- (a) introducing a gas comprised predominantly of carbon dioxide into said liquid stream, wherein said gas is introduced in a manner to reduce the pH of the liquid stream sufficient to cause coagulation of said proteinaceous materials;
- (b) wherein said liquid stream is moved by a dissolved gas pump, wherein said gas is introduced into said dissolved gas pump, and wherein a first portion of said gas is caused to dissolve within said liquid stream, and a second portion of said gas is caused to entrain within said liquid stream in the form of micro-fine bubbles.
2. The method of claim 1, wherein said pH of said liquid stream is reduced to a level below the isoelectric point of said proteinaceous materials.
3. The method of claim 2, wherein said pH of said liquid stream is reduced to a level below pH 4.5.
4. The method of claim 1, wherein said proteinaceous materials include blood.
5. The method of claim 1, wherein said gas is comprised entirely of carbon dioxide.
6. The method of claim 1, further comprising:
- (a) after said introduction of said gas into said liquid stream, reducing the pressure of said liquid stream in an amount sufficient to cause the further formation of bubbles which adhere to said proteinaceous materials which have coagulated and which reduces the pH of said liquid stream;
- (b) recovering said gas which escapes said liquid stream;
- (c) removing said coagulated proteinaceous materials and said suspended solids from said liquid stream, leaving a purified liquid stream.
7. The method of claim 6, further comprising:
- (a) reducing the pressure of said coagulated proteinaceous materials and said suspended solids in an amount sufficient to cause maximum release of said gas from said coagulated proteinaceous materials and said suspended solids; and
- (b) recovering said gas which escapes from said coagulated proteinaceous materials and said suspended solids.
8. The method of claim 6, further comprising:
- (a) reducing the pressure of said purified liquid stream in an amount sufficient to cause maximum release of said gas from said purified liquid stream; and
- (b) recovering said gas which escapes from said purified liquid stream.
9. The method of claim 1, wherein said liquid stream is an aqueous liquid stream.
10. The method of claim 1, wherein during said introduction of said gas into said liquid stream, shear forces on said liquid stream are maintained at a level sufficient to minimize formation of emulsions of said proteinaceous materials.
|5591001||January 7, 1997||Ray et al.|
Filed: Aug 25, 1998
Date of Patent: Apr 24, 2001
Inventors: J. Rodney Dickerson (Scott, LA), Mark W. Moshier (Owens Cross Roads, AL)
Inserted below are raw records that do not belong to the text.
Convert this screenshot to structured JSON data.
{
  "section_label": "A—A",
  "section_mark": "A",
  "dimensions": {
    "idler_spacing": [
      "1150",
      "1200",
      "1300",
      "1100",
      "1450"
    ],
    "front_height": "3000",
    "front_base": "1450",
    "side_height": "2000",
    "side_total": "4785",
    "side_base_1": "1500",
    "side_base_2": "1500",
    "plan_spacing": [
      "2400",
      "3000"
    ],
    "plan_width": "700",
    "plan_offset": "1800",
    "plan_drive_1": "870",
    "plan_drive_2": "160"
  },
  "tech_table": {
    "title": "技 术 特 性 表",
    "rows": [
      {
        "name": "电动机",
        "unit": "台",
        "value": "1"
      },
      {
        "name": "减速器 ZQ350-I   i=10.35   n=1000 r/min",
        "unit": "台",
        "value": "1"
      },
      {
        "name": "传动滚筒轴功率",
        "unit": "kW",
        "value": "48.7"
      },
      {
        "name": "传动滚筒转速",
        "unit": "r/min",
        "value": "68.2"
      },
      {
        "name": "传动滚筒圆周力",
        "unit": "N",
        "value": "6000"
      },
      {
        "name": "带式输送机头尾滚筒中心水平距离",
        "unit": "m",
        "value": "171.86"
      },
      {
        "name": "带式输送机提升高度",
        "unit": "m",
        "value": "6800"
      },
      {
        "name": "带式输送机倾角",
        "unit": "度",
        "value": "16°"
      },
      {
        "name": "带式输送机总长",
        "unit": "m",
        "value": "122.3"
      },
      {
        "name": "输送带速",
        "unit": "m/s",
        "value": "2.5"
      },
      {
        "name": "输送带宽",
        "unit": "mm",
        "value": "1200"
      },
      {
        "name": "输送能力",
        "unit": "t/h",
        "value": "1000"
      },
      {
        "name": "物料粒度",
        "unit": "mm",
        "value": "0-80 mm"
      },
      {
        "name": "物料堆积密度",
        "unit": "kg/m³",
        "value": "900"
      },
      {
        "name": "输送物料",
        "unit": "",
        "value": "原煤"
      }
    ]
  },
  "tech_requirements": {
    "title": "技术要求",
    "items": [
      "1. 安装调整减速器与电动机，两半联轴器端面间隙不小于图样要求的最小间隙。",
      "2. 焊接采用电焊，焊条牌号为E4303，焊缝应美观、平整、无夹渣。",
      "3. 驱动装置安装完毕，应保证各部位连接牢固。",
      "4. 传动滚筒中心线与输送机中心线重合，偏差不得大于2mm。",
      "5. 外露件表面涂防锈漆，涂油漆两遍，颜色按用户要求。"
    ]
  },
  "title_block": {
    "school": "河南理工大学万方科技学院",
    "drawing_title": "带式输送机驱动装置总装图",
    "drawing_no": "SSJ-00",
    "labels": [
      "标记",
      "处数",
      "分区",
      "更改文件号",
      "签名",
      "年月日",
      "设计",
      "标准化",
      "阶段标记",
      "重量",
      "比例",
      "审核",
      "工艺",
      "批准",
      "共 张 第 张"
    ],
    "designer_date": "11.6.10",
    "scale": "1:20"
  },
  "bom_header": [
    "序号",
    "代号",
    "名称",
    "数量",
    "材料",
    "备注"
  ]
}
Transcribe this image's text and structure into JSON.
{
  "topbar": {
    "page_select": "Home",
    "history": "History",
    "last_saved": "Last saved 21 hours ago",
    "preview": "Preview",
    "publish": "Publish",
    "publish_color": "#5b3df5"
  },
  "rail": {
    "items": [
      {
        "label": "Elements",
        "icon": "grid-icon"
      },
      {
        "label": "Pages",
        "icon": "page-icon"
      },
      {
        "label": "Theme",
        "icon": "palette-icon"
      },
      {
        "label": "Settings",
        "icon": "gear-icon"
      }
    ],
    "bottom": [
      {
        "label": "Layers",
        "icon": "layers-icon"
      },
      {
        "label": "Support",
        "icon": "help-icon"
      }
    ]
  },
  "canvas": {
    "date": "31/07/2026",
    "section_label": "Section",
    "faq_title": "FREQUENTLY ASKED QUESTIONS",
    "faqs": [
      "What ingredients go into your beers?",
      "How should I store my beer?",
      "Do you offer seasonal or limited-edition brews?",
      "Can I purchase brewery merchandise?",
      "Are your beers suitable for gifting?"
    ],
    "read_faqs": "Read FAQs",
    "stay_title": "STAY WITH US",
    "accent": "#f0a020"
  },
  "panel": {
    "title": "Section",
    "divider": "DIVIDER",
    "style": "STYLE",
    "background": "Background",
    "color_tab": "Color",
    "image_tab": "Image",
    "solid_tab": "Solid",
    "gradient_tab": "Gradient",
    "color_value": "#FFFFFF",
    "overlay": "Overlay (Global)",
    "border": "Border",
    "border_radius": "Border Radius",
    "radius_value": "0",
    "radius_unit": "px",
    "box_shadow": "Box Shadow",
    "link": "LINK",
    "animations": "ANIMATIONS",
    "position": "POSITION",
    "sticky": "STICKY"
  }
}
Primary Examiner: David A. Simmons
Assistant Examiner: Frank M. Lawrence
Attorney, Agent or Law Firm: Kean Miller
Application Number: 09/139,317
International Classification: B01D/2101;